Rhinoceroses are the largest land mammals after the Elephant. There are five species of Rhinos, two African and three Asian. Their position was changed from Endangered to susceptible, but the species are still poached for its horn.
In Africa, Southern white rhinos, once thought to be destroyed, now thrive in protected sanctuaries and are classified as near Threatened. But the Northern White rhino sort is believed to be wiped out in the wild and only a few captive folks remain in a sanctuary in Kenya.
The black rhino is doubled in number over the past two decades from their lowest point of 2480 individuals , but the total numbers are a still a fraction of the predictable 100,000 that existed in the early period.
Types of Rhinoceros- Species
There are five species of rhinoceros that remain on the earth today. While they are all similar in basic ways, there are enough differences for them to each have their own category as well as name.
· White Rhino
The White Rhino improved from near extermination as a species thanks to intensive conservation efforts. The latest population approximation is between 19,682 and 21,077 individuals; the vast majority live in a single country South Africa.
· Black Rhino
The smaller of the two African Species, the black rhino is now gravely endangered, with only between 5,042and 5,455 individuals remaining in the wild and a dwindling population in captivity.
· Greater one- horned Rhino
Greater one- horned rhinos are adapted to living close to bodies of water, in the floodplains and forests of India and Nepal. Males are generally large than females, and have large folds of skin in their necks.
· Javan Rhino

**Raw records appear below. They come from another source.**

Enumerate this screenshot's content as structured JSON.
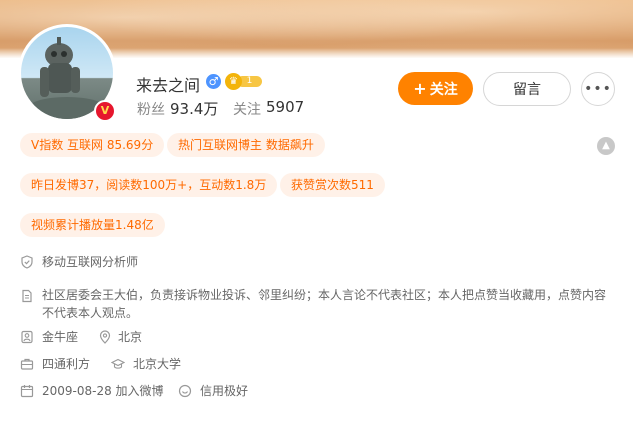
{
  "profile": {
    "name": "来去之间",
    "gender_symbol": "♂",
    "level": "1",
    "verified_symbol": "V",
    "followers_label": "粉丝",
    "followers_value": "93.4万",
    "following_label": "关注",
    "following_value": "5907"
  },
  "actions": {
    "follow_plus": "+",
    "follow_label": "关注",
    "message_label": "留言",
    "more_label": "•••"
  },
  "tags": [
    "V指数 互联网 85.69分",
    "热门互联网博主 数据飙升",
    "昨日发博37，阅读数100万+，互动数1.8万",
    "获赞赏次数511",
    "视频累计播放量1.48亿"
  ],
  "info": {
    "title": "移动互联网分析师",
    "bio": "社区居委会王大伯，负责接诉物业投诉、邻里纠纷；本人言论不代表社区；本人把点赞当收藏用，点赞内容不代表本人观点。",
    "zodiac": "金牛座",
    "location": "北京",
    "company": "四通利方",
    "school": "北京大学",
    "joined": "2009-08-28 加入微博",
    "credit": "信用极好"
  },
  "colors": {
    "accent": "#ff8200",
    "tag_bg": "#fff1e8",
    "tag_text": "#ff6a00",
    "verified_badge": "#e6162d",
    "gender": "#4d94ff"
  },
  "icons": [
    "shield-icon",
    "document-icon",
    "user-icon",
    "location-icon",
    "briefcase-icon",
    "graduation-cap-icon",
    "calendar-icon",
    "credit-icon",
    "chevron-up-icon",
    "more-icon"
  ]
}
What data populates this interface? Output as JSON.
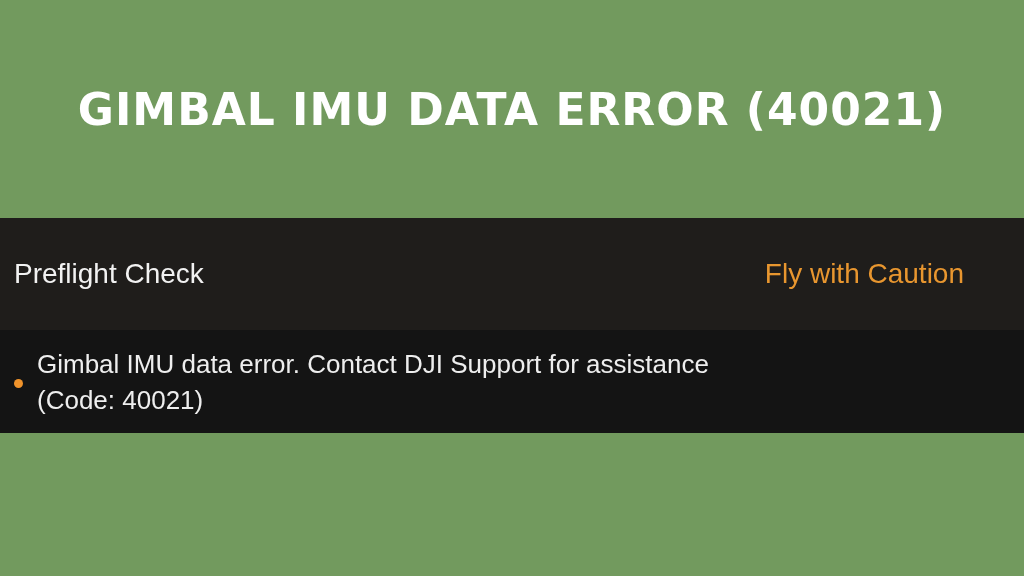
{
  "headline": "GIMBAL IMU DATA ERROR (40021)",
  "preflight": {
    "title": "Preflight Check",
    "status": "Fly with Caution",
    "messages": [
      {
        "text": "Gimbal IMU data error. Contact DJI Support for assistance (Code: 40021)"
      }
    ]
  }
}
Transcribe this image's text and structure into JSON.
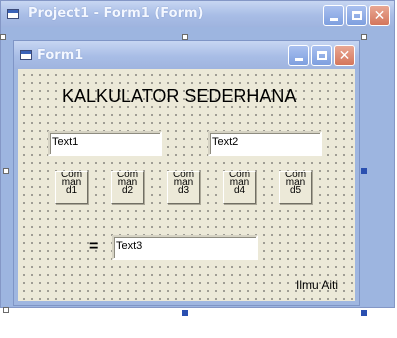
{
  "outer_window": {
    "title": "Project1 - Form1 (Form)"
  },
  "form_window": {
    "title": "Form1"
  },
  "form": {
    "heading": "KALKULATOR SEDERHANA",
    "text1": "Text1",
    "text2": "Text2",
    "text3": "Text3",
    "equals": "=",
    "footer": "Ilmu Aiti",
    "commands": [
      {
        "line1": "Com",
        "line2": "man",
        "line3": "d1"
      },
      {
        "line1": "Com",
        "line2": "man",
        "line3": "d2"
      },
      {
        "line1": "Com",
        "line2": "man",
        "line3": "d3"
      },
      {
        "line1": "Com",
        "line2": "man",
        "line3": "d4"
      },
      {
        "line1": "Com",
        "line2": "man",
        "line3": "d5"
      }
    ]
  },
  "colors": {
    "titlebar": "#a8bde6",
    "form_bg": "#ece9d8",
    "close_button": "#d4765c",
    "selection_handle": "#2a4fb0"
  }
}
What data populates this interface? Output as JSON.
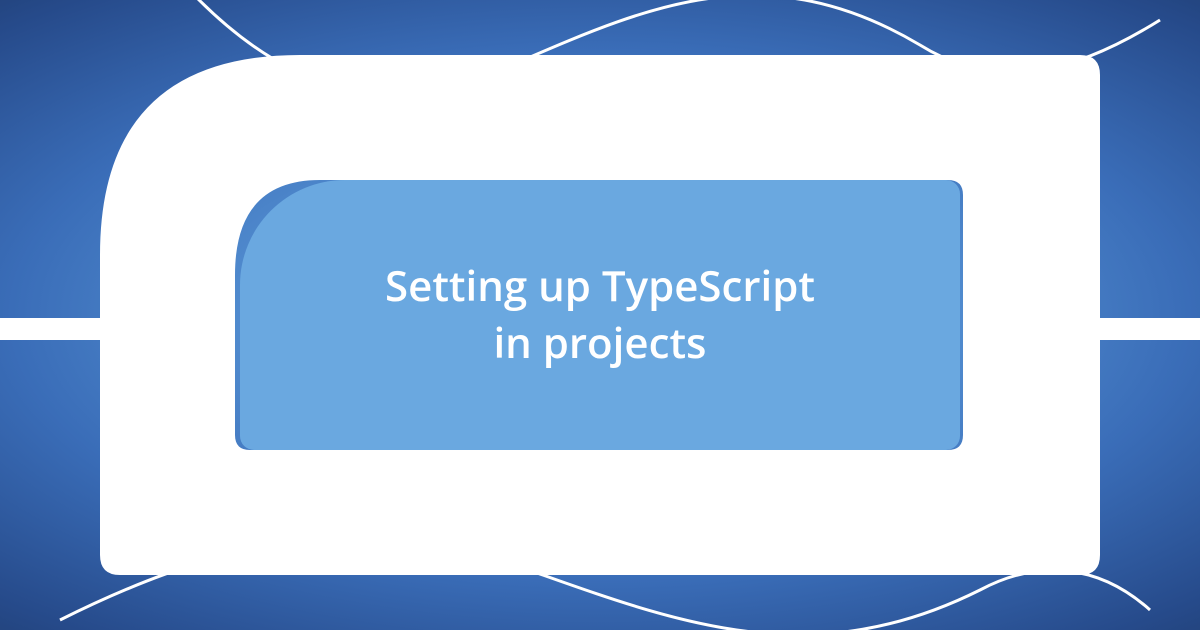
{
  "card": {
    "title_line1": "Setting up TypeScript",
    "title_line2": "in projects"
  },
  "colors": {
    "inner_panel": "#6aa8e0",
    "frame": "#ffffff",
    "text": "#ffffff"
  }
}
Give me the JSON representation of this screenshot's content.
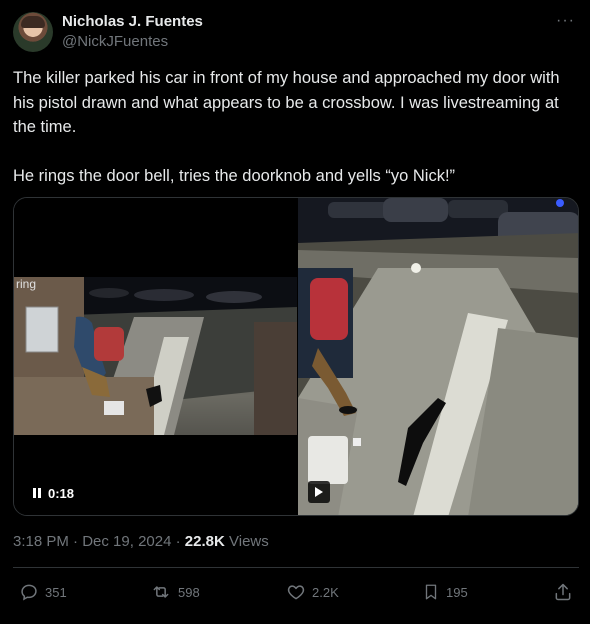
{
  "author": {
    "name": "Nicholas J. Fuentes",
    "handle": "@NickJFuentes",
    "more_icon": "more-dots-icon"
  },
  "tweet": {
    "paragraph_1": "The killer parked his car in front of my house and approached my door with his pistol drawn and what appears to be a crossbow. I was livestreaming at the time.",
    "paragraph_2": "He rings the door bell, tries the doorknob and yells “yo Nick!”"
  },
  "media": {
    "left_video": {
      "watermark": "ring",
      "duration": "0:18",
      "pause_icon": "pause-icon"
    },
    "right_video": {
      "play_icon": "play-icon"
    }
  },
  "meta": {
    "time": "3:18 PM",
    "separator": "·",
    "date": "Dec 19, 2024",
    "views_count": "22.8K",
    "views_label": "Views"
  },
  "actions": {
    "replies": "351",
    "reposts": "598",
    "likes": "2.2K",
    "bookmarks": "195"
  },
  "colors": {
    "background": "#000000",
    "text": "#e7e9ea",
    "muted": "#71767b",
    "border": "#2f3336"
  }
}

The rarest of the rhino species, and possibly the rarest large mammal on earth, the Javan Rhino can only be found in The Ujung Kulon National park and has rarely even been photographed. They are perilously scarce and continue to lose population compactness every passing year.
· Sumatran Rhino
The Sumatran Rhino is the closest comparatively alive of the famous woolly rhinoceros that lived during the ice- ages. It is thought of as the most famous “primitive” because of its hairy skin.
Black Rhino can occur in a range of habitats where there is adequate resources to support them. When looking for a new dwelling, rhinos will tend to look for somewhere with a healthy supply of shrubs and woody herb and a plant life occur, and also a place with a nearby water source and mineral licks, that is within at least 5- 10 mile radius. This spans a wide variety of habitats in Africa, Including: semi- desert savanah, woodlands, forests and wetlands.
The Black Rhino is the smaller of the two African Species. Adult males weight up to 1,350 kg and females up to 900 kg. At the time of birth the weight of rhino is 35- 45 kg.
Black rhinos stand at in the region of 1.6m tall at the shoulder. They only have hairs on the ears, tail tips and eyelashes.
Black Rhinos have two horns, which grow continuously from the skin at their base throughout their life. Rhinos from different areas can have different shapes and size also varies. The shape of the horns also differs between sexes: males have thicker horns and females have longer and thinner ones.
Rhinos are herbivores, meaning they eat only plants. White Rhinos, with their square shaped lips, are ideally suited to scratch on grass. Other Rhinos prefer to eat the foliage of trees or bushes. All types of rhinos are affected by the seasons, with their diets changing depending on what’s available around them.
|800 to 2300 kg|
|35 to 55 yrs|
|45 to 55 km/hr|
|Mostly black or White in colors|
Males and Females recurrently fight during courtship, sometimes leading to serious wounds inflicted by their horns. After mating, the pair go their separate ways. A calf is born 14 to 18 months later. Although they care for a year, calves are able to begin eating vegetation one week after birth.
The birth of two gravely in danger of extinction Black Rhinos is being celebrated at England’s Chester zoo. Within minutes of being born, one of the claves was already on its feet, taking one wobbly step after another.
Black Rhino occur throughout Southern and Eastern Africa, including: Kenya, Tanzania, Namibia, South Africa and Zimbabwe.
This depends on the features of the habitat in the question, from one Rhino per 100 km in the desert plains of Western Kunene, Namibia to more than one Rhino per square kilometer in thicket Vegetation.
Black rhinos are smaller than White Rhinos and have less of a pronounced hump on the back of their necks. They have a smaller head also, as unlike the White Rhino, they are browser< so eat from higher bushes and trees, requiring less muscle strength around their necks than White Rhinos.